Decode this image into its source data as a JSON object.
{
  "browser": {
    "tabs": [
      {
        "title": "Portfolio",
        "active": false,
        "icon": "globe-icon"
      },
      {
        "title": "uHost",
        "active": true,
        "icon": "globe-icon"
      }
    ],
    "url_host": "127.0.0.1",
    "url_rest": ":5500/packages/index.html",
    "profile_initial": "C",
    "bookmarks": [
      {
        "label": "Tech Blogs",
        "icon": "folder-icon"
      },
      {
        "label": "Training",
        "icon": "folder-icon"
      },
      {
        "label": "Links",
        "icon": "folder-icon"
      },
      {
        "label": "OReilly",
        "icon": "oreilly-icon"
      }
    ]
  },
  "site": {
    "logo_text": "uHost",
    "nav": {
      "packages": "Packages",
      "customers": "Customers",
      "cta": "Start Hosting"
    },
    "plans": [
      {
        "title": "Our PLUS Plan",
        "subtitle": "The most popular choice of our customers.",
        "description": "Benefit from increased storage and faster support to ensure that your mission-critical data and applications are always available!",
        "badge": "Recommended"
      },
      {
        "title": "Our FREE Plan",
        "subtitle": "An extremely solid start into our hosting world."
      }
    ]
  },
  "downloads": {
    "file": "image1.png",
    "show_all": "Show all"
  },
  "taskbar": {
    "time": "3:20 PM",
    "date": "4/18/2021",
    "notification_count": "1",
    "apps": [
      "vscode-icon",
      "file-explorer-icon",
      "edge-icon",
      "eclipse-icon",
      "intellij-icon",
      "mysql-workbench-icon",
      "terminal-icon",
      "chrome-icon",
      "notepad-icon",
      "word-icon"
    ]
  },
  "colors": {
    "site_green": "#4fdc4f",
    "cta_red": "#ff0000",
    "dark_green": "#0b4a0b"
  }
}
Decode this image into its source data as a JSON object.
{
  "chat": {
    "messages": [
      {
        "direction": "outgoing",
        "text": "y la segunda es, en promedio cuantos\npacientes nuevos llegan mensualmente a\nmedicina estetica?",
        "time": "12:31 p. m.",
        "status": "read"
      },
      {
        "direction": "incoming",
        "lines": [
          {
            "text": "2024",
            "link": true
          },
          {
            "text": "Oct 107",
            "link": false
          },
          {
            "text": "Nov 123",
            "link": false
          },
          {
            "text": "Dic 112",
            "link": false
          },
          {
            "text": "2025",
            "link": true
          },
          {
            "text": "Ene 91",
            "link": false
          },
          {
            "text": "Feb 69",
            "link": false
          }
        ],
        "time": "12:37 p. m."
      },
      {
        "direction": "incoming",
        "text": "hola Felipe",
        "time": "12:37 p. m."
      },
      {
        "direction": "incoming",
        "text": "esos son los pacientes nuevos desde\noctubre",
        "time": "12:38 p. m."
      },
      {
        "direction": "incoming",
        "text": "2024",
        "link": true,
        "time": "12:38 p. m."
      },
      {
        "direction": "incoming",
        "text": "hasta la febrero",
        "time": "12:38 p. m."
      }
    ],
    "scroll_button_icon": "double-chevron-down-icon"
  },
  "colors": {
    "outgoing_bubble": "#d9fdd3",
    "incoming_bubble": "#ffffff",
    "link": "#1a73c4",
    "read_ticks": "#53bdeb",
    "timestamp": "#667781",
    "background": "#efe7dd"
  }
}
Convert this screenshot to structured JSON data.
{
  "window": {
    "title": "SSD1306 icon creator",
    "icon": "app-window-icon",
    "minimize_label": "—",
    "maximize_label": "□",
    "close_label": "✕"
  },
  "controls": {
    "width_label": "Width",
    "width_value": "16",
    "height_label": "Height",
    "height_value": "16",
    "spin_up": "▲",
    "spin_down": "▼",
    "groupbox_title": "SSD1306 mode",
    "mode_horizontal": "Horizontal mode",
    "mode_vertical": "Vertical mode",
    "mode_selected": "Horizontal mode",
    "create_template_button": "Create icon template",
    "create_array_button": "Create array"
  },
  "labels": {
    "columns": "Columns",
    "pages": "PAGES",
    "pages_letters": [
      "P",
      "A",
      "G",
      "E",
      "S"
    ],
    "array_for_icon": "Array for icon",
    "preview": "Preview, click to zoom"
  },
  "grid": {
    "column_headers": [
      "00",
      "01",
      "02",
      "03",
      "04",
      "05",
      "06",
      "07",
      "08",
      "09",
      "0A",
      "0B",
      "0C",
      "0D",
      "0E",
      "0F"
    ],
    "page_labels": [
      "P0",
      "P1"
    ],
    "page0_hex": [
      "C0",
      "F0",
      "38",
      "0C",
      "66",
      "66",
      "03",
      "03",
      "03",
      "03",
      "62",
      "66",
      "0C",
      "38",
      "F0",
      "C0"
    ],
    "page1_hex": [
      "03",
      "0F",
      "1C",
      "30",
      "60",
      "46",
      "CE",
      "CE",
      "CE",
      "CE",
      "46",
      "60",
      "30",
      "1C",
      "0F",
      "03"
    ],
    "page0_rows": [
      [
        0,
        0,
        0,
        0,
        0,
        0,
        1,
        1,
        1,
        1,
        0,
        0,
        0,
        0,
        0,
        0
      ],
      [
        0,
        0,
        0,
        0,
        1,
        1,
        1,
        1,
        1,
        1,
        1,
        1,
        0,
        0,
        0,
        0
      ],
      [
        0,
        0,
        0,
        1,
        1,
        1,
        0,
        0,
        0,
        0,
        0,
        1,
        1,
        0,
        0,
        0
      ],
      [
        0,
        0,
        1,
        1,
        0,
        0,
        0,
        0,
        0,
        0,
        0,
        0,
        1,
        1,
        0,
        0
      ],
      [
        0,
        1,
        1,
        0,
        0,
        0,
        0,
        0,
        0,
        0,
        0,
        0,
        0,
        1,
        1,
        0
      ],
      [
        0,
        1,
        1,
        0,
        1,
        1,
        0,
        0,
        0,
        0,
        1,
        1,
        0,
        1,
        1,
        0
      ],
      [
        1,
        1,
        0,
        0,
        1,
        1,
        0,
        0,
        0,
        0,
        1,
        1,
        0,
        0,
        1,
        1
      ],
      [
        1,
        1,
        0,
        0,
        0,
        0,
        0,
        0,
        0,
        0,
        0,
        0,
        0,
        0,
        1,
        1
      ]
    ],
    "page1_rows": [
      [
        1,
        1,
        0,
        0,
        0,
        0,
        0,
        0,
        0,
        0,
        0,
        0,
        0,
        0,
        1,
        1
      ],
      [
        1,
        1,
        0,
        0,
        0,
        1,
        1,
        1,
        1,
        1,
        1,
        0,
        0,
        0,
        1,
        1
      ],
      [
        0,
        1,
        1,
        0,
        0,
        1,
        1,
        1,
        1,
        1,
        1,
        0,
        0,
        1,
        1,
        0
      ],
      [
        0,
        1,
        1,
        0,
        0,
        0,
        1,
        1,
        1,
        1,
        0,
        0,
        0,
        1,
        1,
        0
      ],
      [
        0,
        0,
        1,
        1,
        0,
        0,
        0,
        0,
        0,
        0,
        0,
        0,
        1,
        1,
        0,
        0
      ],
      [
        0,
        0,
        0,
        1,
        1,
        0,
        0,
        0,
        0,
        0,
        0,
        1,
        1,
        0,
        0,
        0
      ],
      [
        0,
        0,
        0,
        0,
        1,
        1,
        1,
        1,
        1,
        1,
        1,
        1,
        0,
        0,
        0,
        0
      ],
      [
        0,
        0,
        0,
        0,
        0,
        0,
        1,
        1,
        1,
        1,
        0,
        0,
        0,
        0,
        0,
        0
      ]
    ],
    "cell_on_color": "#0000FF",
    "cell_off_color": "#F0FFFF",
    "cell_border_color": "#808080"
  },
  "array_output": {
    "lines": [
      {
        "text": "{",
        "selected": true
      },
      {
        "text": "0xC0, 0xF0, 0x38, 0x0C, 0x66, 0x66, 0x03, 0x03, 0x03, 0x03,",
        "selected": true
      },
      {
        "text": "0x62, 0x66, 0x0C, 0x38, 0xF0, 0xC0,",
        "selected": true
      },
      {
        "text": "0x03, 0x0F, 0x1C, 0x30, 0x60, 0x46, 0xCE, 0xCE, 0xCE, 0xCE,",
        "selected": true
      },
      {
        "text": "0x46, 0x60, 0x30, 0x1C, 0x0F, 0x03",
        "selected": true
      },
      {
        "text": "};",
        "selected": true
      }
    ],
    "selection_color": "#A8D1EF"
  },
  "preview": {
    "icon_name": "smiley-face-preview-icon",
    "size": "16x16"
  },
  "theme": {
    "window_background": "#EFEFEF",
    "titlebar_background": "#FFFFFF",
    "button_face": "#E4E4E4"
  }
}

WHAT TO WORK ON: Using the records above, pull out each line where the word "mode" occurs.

PROBLEM SOLUTION:
    "groupbox_title": "SSD1306 mode",
    "mode_horizontal": "Horizontal mode",
    "mode_vertical": "Vertical mode",
    "mode_selected": "Horizontal mode",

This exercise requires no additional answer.